British taxpayers have handed over more than £6m to charities which are, or which have been, used by extremists to further their radical agenda.
This is among the findings of a report from neo-conservative think-tank the Henry Jackson Society. The report is called Wolves in sheep’s clothing: how Islamist extremists exploit the UK charitable sector.
The report’s case studies indicated an approximate £6m has been handed over to individuals, some of whose involvement in extremism can be traced back to the Islamist scene in the early 2000s.
The UK’s Charity Commission has been particularly ill-equipped to deal with these organisations, the Henry Jackson Society claims. The Henry Jackson Society is a UK organisation set up by conservative Americans in honour of a former senator called Henry Jackson.
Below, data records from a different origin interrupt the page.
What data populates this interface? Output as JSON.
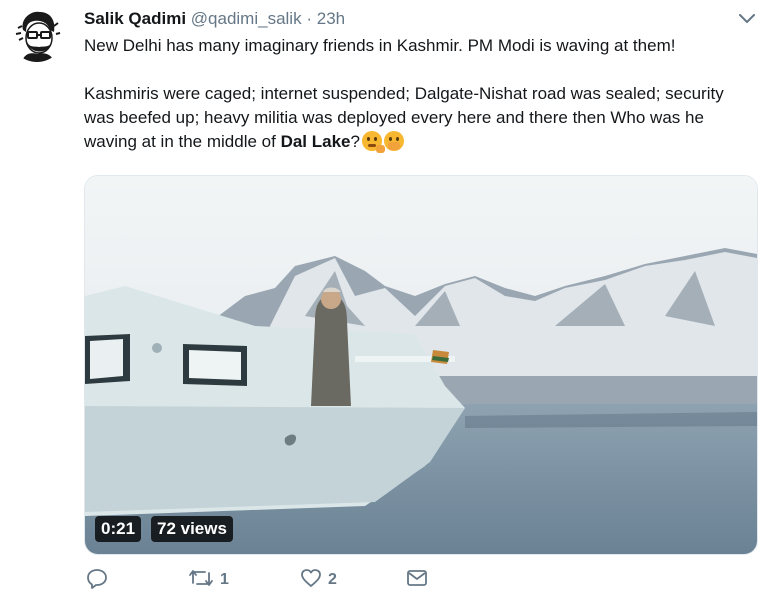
{
  "tweet": {
    "display_name": "Salik Qadimi",
    "handle": "@qadimi_salik",
    "separator": "·",
    "time": "23h",
    "text_line1": "New Delhi has many imaginary friends in Kashmir. PM Modi is waving at them!",
    "text_para2_before": "Kashmiris were caged; internet suspended; Dalgate-Nishat road was sealed; security was beefed up; heavy militia was deployed every here and there then Who was he waving at in the middle of ",
    "text_para2_bold": "Dal Lake",
    "text_para2_after": "?",
    "emojis": [
      "thinking-face",
      "face-with-hand-over-mouth"
    ]
  },
  "video": {
    "duration": "0:21",
    "views": "72 views"
  },
  "actions": {
    "reply_count": "",
    "retweet_count": "1",
    "like_count": "2"
  },
  "colors": {
    "text": "#14171a",
    "secondary": "#657786",
    "boat": "#dde7ea",
    "lake": "#7d93a4",
    "sky": "#e9eef1"
  }
}
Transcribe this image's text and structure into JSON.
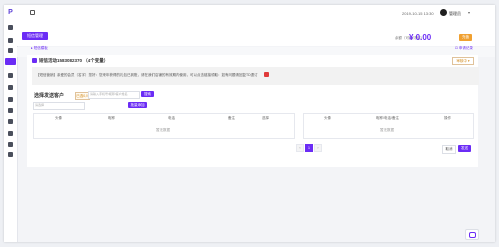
{
  "topbar": {
    "datetime": "2019-10-15 13:30",
    "user_name": "管理员",
    "user_arrow": "▾"
  },
  "actions": {
    "recharge_label": "短信管理",
    "balance_label": "余额（可用/冻结）",
    "balance_amount": "¥ 0.00",
    "pay_label": "充值"
  },
  "breadcrumb": {
    "left": "▸ 短信模板",
    "right": "⊡ 申请记录"
  },
  "template": {
    "title": "短信活动1583082370 （4个变量）",
    "status": "审核中 ▾"
  },
  "notice": {
    "text": "【短信营销】亲爱的会员（名字）您好：您来年获得的礼包已到账，请在我们店铺的有效期内使用，可以点击链接领取：如有问题请回复TD退订"
  },
  "recipients": {
    "title": "选择发送客户",
    "badge": "已选0人",
    "phone_placeholder": "请输入手机号/昵称/客户姓名",
    "search_label": "搜索",
    "group_placeholder": "请选择",
    "clear_label": "批量添加"
  },
  "left_table": {
    "headers": [
      "头像",
      "昵称",
      "电话",
      "备注",
      "选择"
    ],
    "empty": "暂无数据"
  },
  "right_table": {
    "headers": [
      "头像",
      "昵称/电话/备注",
      "操作"
    ],
    "empty": "暂无数据"
  },
  "pagination": {
    "prev": "‹",
    "current": "1",
    "next": "›"
  },
  "footer": {
    "cancel_label": "取消",
    "ok_label": "发送"
  },
  "colors": {
    "accent": "#6b2cf5",
    "warning": "#f0a030"
  }
}
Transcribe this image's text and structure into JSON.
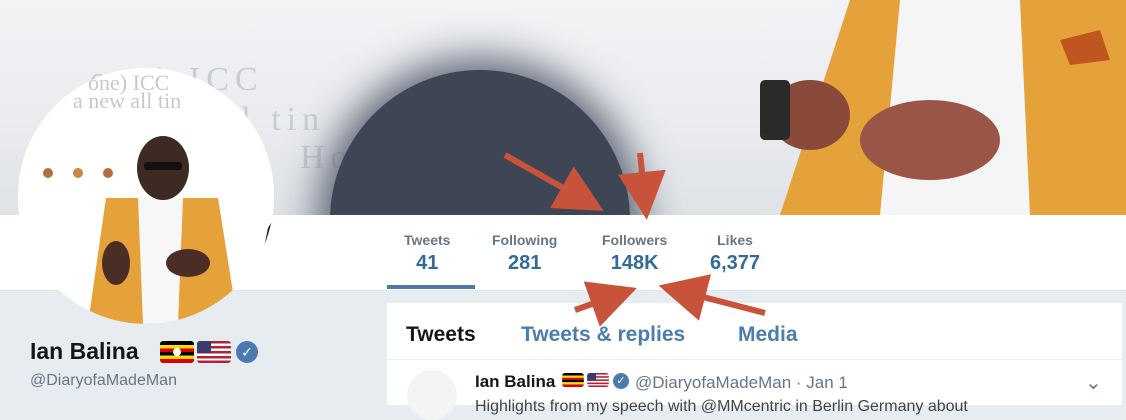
{
  "banner": {
    "faded_text_line1": "one) ICC",
    "faded_text_line2": "a new all tin",
    "faded_text_line3": "How                     ilter"
  },
  "stats": [
    {
      "label": "Tweets",
      "value": "41"
    },
    {
      "label": "Following",
      "value": "281"
    },
    {
      "label": "Followers",
      "value": "148K"
    },
    {
      "label": "Likes",
      "value": "6,377"
    }
  ],
  "profile": {
    "name": "Ian Balina",
    "handle": "@DiaryofaMadeMan"
  },
  "timeline": {
    "tabs": [
      {
        "label": "Tweets"
      },
      {
        "label": "Tweets & replies"
      },
      {
        "label": "Media"
      }
    ],
    "tweet": {
      "name": "Ian Balina",
      "handle_date": "@DiaryofaMadeMan · Jan 1",
      "body": "Highlights from my speech with @MMcentric in Berlin Germany about"
    }
  },
  "colors": {
    "link_blue": "#4b7dad",
    "stat_value": "#326a99",
    "arrow": "#c8533a",
    "verified": "#4c7ab0"
  },
  "icons": [
    "uganda-flag-icon",
    "usa-flag-icon",
    "verified-badge-icon",
    "chevron-down-icon"
  ]
}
According to this report, the Charity Commission must ‘urgently exercise the powers given to it under the Charities Act 2016 to direct the winding up of charities and the removal of inappropriate trustees’. The government should consider increasing the resources available to the Commission, so that they can effectively implement their new powers.
The Society also recommended that crowd-funding and event platforms such as Eventbrite, JustGiving and Virgin Giving should do more to prevent extremist charities from raising money and advertising events through their websites.
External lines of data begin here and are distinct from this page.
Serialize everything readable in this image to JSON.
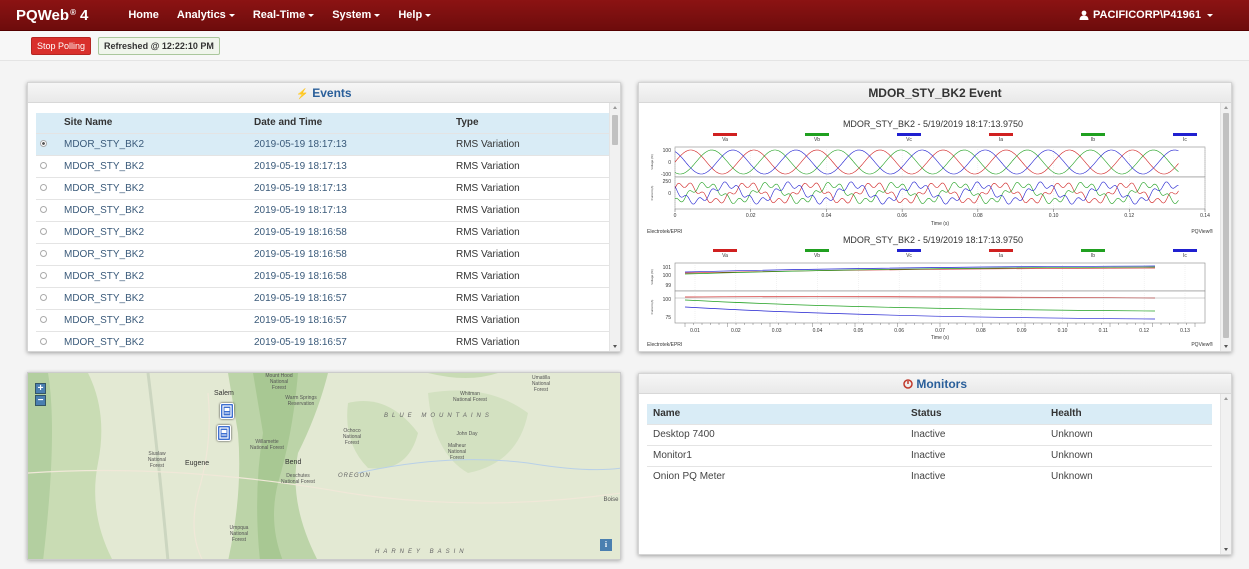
{
  "nav": {
    "brand": "PQWeb",
    "brand_reg": "®",
    "brand_version": "4",
    "items": [
      {
        "label": "Home",
        "dropdown": false
      },
      {
        "label": "Analytics",
        "dropdown": true
      },
      {
        "label": "Real-Time",
        "dropdown": true
      },
      {
        "label": "System",
        "dropdown": true
      },
      {
        "label": "Help",
        "dropdown": true
      }
    ],
    "user": "PACIFICORP\\P41961",
    "color": "#7e1010"
  },
  "toolbar": {
    "stop_label": "Stop Polling",
    "refreshed_label": "Refreshed @ 12:22:10 PM"
  },
  "events": {
    "title": "Events",
    "icon": "lightning-icon",
    "columns": [
      "Site Name",
      "Date and Time",
      "Type"
    ],
    "rows": [
      {
        "site": "MDOR_STY_BK2",
        "time": "2019-05-19 18:17:13",
        "type": "RMS Variation",
        "selected": true
      },
      {
        "site": "MDOR_STY_BK2",
        "time": "2019-05-19 18:17:13",
        "type": "RMS Variation",
        "selected": false
      },
      {
        "site": "MDOR_STY_BK2",
        "time": "2019-05-19 18:17:13",
        "type": "RMS Variation",
        "selected": false
      },
      {
        "site": "MDOR_STY_BK2",
        "time": "2019-05-19 18:17:13",
        "type": "RMS Variation",
        "selected": false
      },
      {
        "site": "MDOR_STY_BK2",
        "time": "2019-05-19 18:16:58",
        "type": "RMS Variation",
        "selected": false
      },
      {
        "site": "MDOR_STY_BK2",
        "time": "2019-05-19 18:16:58",
        "type": "RMS Variation",
        "selected": false
      },
      {
        "site": "MDOR_STY_BK2",
        "time": "2019-05-19 18:16:58",
        "type": "RMS Variation",
        "selected": false
      },
      {
        "site": "MDOR_STY_BK2",
        "time": "2019-05-19 18:16:57",
        "type": "RMS Variation",
        "selected": false
      },
      {
        "site": "MDOR_STY_BK2",
        "time": "2019-05-19 18:16:57",
        "type": "RMS Variation",
        "selected": false
      },
      {
        "site": "MDOR_STY_BK2",
        "time": "2019-05-19 18:16:57",
        "type": "RMS Variation",
        "selected": false
      }
    ]
  },
  "event_chart": {
    "panel_title": "MDOR_STY_BK2 Event",
    "chart1_title": "MDOR_STY_BK2 - 5/19/2019 18:17:13.9750",
    "chart2_title": "MDOR_STY_BK2 - 5/19/2019 18:17:13.9750",
    "legend": [
      {
        "name": "Va",
        "color": "#d02020"
      },
      {
        "name": "Vb",
        "color": "#20a020"
      },
      {
        "name": "Vc",
        "color": "#2020d0"
      },
      {
        "name": "Ia",
        "color": "#d02020"
      },
      {
        "name": "Ib",
        "color": "#20a020"
      },
      {
        "name": "Ic",
        "color": "#2020d0"
      }
    ],
    "footer_left": "Electrotek/EPRI",
    "footer_right": "PQView®",
    "xlabel": "Time (s)",
    "ylabel_top": "Voltage (%)",
    "ylabel_bottom": "Current (A)",
    "chart1_xticks": [
      "0",
      "0.02",
      "0.04",
      "0.06",
      "0.08",
      "0.10",
      "0.12",
      "0.14"
    ],
    "chart1_v_ticks": [
      "100",
      "0",
      "-100"
    ],
    "chart1_i_ticks": [
      "250",
      "0"
    ],
    "chart2_xticks": [
      "0.01",
      "0.02",
      "0.03",
      "0.04",
      "0.05",
      "0.06",
      "0.07",
      "0.08",
      "0.09",
      "0.10",
      "0.11",
      "0.12",
      "0.13"
    ],
    "chart2_v_ticks": [
      "101",
      "100",
      "99"
    ],
    "chart2_i_ticks": [
      "100",
      "75"
    ]
  },
  "map": {
    "zoom_in": "+",
    "zoom_out": "−",
    "info": "i",
    "cities": [
      "Salem",
      "Eugene",
      "Bend"
    ],
    "regions": [
      "BLUE MOUNTAINS",
      "OREGON",
      "HARNEY BASIN"
    ],
    "forests": [
      "Siuslaw National Forest",
      "Willamette National Forest",
      "Deschutes National Forest",
      "Umpqua National Forest",
      "Ochoco National Forest",
      "Malheur National Forest",
      "Umatilla National Forest",
      "Whitman National Forest",
      "Mount Hood National Forest",
      "Warm Springs Reservation",
      "John Day",
      "Boise"
    ]
  },
  "monitors": {
    "title": "Monitors",
    "icon": "circle-power-icon",
    "columns": [
      "Name",
      "Status",
      "Health"
    ],
    "rows": [
      {
        "name": "Desktop 7400",
        "status": "Inactive",
        "health": "Unknown"
      },
      {
        "name": "Monitor1",
        "status": "Inactive",
        "health": "Unknown"
      },
      {
        "name": "Onion PQ Meter",
        "status": "Inactive",
        "health": "Unknown"
      }
    ]
  }
}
Emma Webb, author of the report and research fellow at the Centre for the Response to Radicalisation and Terrorism at the Henry Jackson Society, said: ‘It is outrageous that millions of pounds of taxpayers’ money is unwittingly being handed over to extremists whose only goal is to damage our society. The £6 million figure is a minimum, with the evidence suggesting that this is only the tip of the iceberg.
‘Charitable status is not a right, it is a privilege. The public correctly expect that charities should work for society, not against it’.